**Data records for software interfaces**.
───

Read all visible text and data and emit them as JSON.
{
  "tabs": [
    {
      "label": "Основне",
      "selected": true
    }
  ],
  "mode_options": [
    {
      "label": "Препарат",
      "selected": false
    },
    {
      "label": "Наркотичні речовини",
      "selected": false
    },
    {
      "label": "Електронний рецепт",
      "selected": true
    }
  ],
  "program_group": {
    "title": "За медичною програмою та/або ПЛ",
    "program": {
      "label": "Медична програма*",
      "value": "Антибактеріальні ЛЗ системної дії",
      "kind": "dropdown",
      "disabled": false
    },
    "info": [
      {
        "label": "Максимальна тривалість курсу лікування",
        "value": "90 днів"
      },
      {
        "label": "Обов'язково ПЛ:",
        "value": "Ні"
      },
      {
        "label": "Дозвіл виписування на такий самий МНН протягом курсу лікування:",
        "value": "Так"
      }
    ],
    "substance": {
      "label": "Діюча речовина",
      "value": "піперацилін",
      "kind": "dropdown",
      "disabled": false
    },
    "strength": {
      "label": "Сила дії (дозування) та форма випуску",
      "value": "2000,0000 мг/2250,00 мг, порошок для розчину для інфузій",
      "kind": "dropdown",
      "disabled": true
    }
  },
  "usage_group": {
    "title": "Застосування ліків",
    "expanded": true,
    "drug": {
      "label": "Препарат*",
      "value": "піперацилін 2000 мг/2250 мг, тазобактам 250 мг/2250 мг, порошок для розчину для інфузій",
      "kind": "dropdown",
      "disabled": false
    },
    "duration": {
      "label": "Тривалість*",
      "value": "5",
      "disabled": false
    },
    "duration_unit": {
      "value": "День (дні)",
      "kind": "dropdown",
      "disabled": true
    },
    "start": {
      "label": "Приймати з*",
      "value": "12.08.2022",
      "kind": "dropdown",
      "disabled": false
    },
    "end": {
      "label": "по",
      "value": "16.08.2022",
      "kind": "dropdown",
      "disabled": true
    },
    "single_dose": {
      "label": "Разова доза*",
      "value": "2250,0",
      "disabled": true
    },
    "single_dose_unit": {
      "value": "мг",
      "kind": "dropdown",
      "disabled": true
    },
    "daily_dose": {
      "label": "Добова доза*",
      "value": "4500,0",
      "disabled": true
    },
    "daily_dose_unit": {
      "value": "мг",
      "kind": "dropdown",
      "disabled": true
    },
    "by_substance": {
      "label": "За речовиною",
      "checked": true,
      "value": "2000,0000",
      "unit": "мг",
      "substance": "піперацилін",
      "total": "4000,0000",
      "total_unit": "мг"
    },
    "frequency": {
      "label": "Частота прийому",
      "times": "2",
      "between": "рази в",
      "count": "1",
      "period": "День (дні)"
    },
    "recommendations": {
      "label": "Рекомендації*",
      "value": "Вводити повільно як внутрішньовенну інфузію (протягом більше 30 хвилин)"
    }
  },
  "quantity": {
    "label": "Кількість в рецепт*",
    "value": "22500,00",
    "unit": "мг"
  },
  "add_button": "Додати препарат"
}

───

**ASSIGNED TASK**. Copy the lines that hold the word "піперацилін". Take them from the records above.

**SOLUTION BELOW**.
      "value": "піперацилін",
      "value": "піперацилін 2000 мг/2250 мг, тазобактам 250 мг/2250 мг, порошок для розчину для інфузій",
      "substance": "піперацилін",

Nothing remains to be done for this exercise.